The 6-stage voice is more complex. Listening to a given waveform at the same rate, depth, and feedback in this mode can be like watching the rippling undulations on a creek versus observing rolling offshore swells. There's more color and complexity in the 6-stage modulations—at certain settings you might even perceive compound subdivisions within the overtones of a waveform. If you like to foreground your phaser in bold, weird style, the 6-stage voice delivers.
The 5-stage is the real revelation, and it does much to set the Sitek apart. This voicing is extra clear and smooth, perceptibly warmer, rounder, and more EQ-neutral, which means more of your guitar and amp voice shines through. It leaves ample room for dynamics, and bass notes in particular ring with detail. If you're a jazzist communicating complex chord voicings, a producer that likes to leave space and flexibility in a mix, or a fingerstyle technician that doesn't want to obscure rhythmic emphasis, I can't imagine a better range of textures than Phasia's 5-stage mode.

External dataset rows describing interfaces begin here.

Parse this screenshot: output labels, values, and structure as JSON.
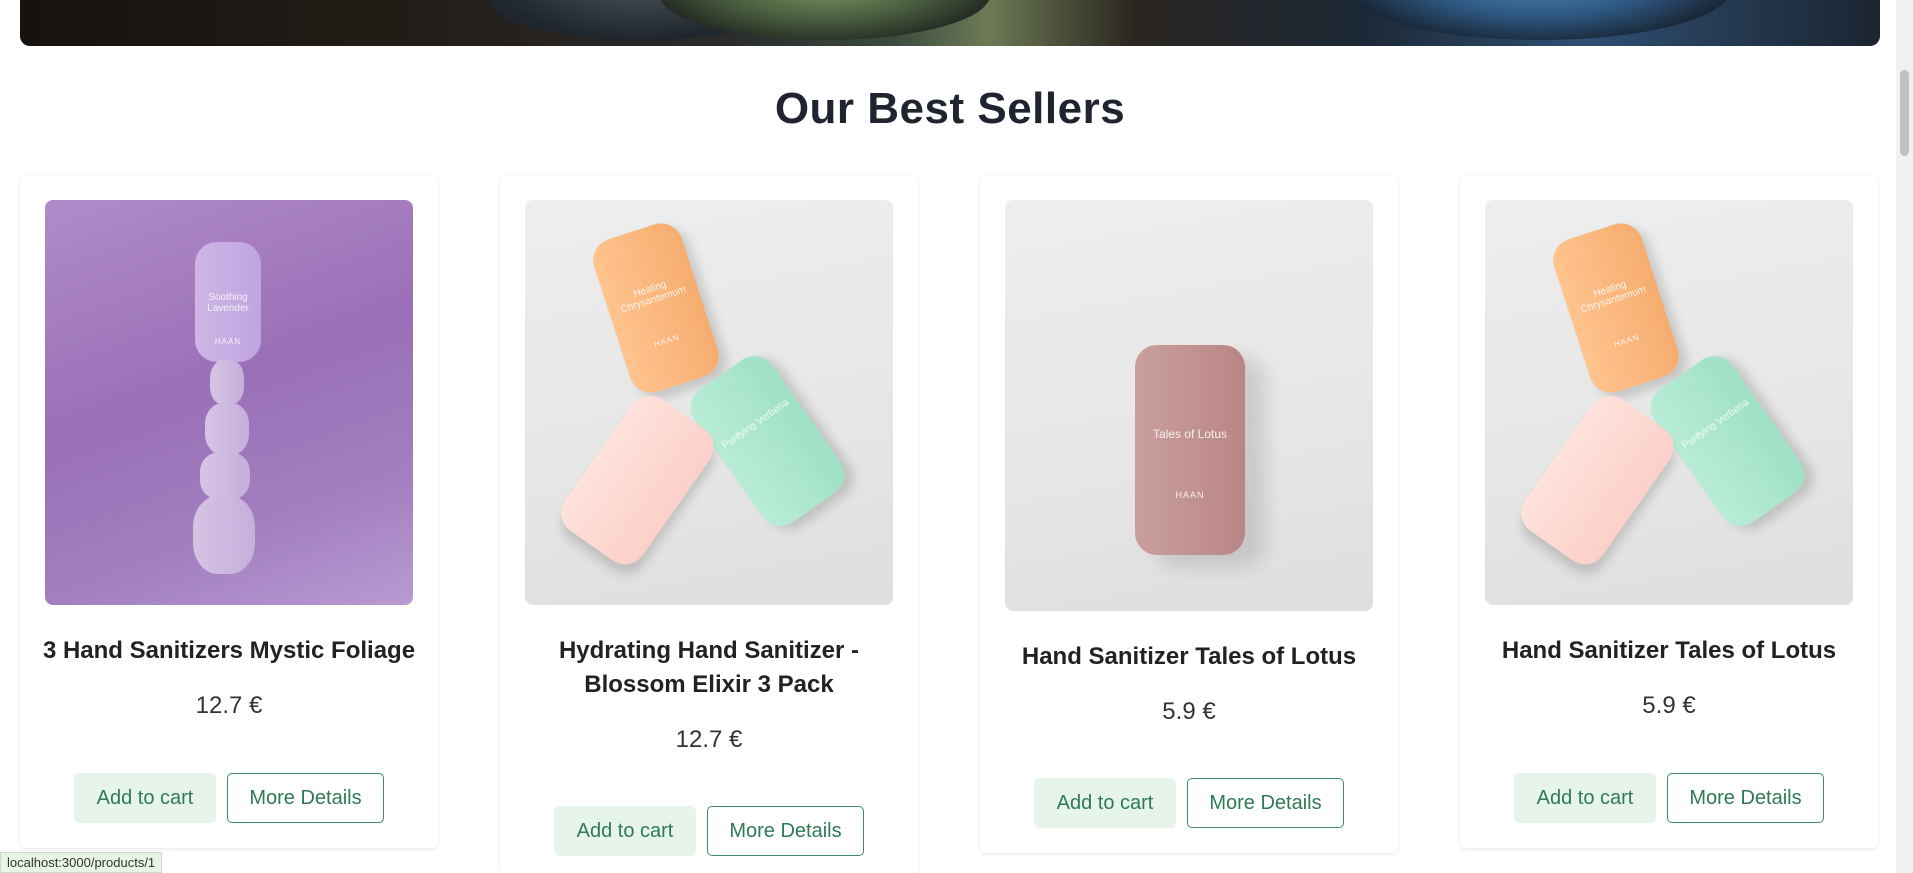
{
  "section": {
    "title": "Our Best Sellers"
  },
  "products": [
    {
      "name": "3 Hand Sanitizers Mystic Foliage",
      "price": "12.7 €",
      "add_label": "Add to cart",
      "details_label": "More Details",
      "image_alt": "Soothing Lavender"
    },
    {
      "name": "Hydrating Hand Sanitizer - Blossom Elixir 3 Pack",
      "price": "12.7 €",
      "add_label": "Add to cart",
      "details_label": "More Details"
    },
    {
      "name": "Hand Sanitizer Tales of Lotus",
      "price": "5.9 €",
      "add_label": "Add to cart",
      "details_label": "More Details",
      "image_alt": "Tales of Lotus"
    },
    {
      "name": "Hand Sanitizer Tales of Lotus",
      "price": "5.9 €",
      "add_label": "Add to cart",
      "details_label": "More Details"
    }
  ],
  "status": {
    "url": "localhost:3000/products/1"
  },
  "bottle_labels": {
    "lavender": "Soothing Lavender",
    "brand": "HAAN",
    "lotus": "Tales of Lotus",
    "chrys": "Healing Chrysantemum",
    "verbena": "Purifying Verbena"
  },
  "colors": {
    "accent": "#2f7a56",
    "cart_bg": "#e7f4ea"
  }
}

This open, agreeable nature— combined with flexible controls—make Phasia capable of subtle to mild-melting extremes.
Mutating the Classics
Phasia's basic controls—rate, depth, and feedback—all have expansive and useful range, from subtle to freakishly undulating. But the other controls contribute much to the whole once you master their sometimes elusive functionality.
The symmetry control, for instance, doesn't reveal its magic easily. It can be subtle, or just not jive with what you're trying to accomplish. But when you get the feedback, rate, and waveshape recipe just right, the Phasia can almost transcend phasing entirely. In the highest quarter of its range, the long-taper/short-rise settings can sound like soft, contoured delay echoes or even gentle envelope filter squawks. In the opposite direction, the long-rise/short-taper settings sound like a cross between a Vox Repeat Percussion's staccato tremolo pulses and a reverse reverb. Each of these settings can totally recast an otherwise mundane riff.
The waveform control is trickier to wrangle. The triangle wave is peakier and vowely. The sine wave is smoother but still very vocal. The hypertriangular setting, in general, has the most soft-edged modulations. But all these qualities can become more enhanced or mild depending on where you set the symmetry, depth, and feedback controls.
Sitek's Phasia is a joy to use. Not all of its virtues are immediately obvious. And some differences between waveshape and symmetry settings can be pretty hard to perceive at low depth and feedback settings. But this subtle-to-robust wave-shaping power and the easy, intuitive means of accessing the breadth of those sounds makes Phasia a star. Between the mellowest and maddest extremes there are smooth, intoxicating rotary-style sounds, Uni-Vibe style undulations, and slow-cycling modulations that warp time while leaving room for overtones, pick detail, and other effects to breathe. At 250 bucks it's not an inexpensive solution, and before buying you should really make sure that the subtler corners of the Phasia's performance envelope are textures you'll really use. If you're the kind of player, arranger, or producer that likes to stack effects, or just likes the options that come from using a more spacious and versatile phaser, the Phasia is an elegant, unique, and capable modulation tool.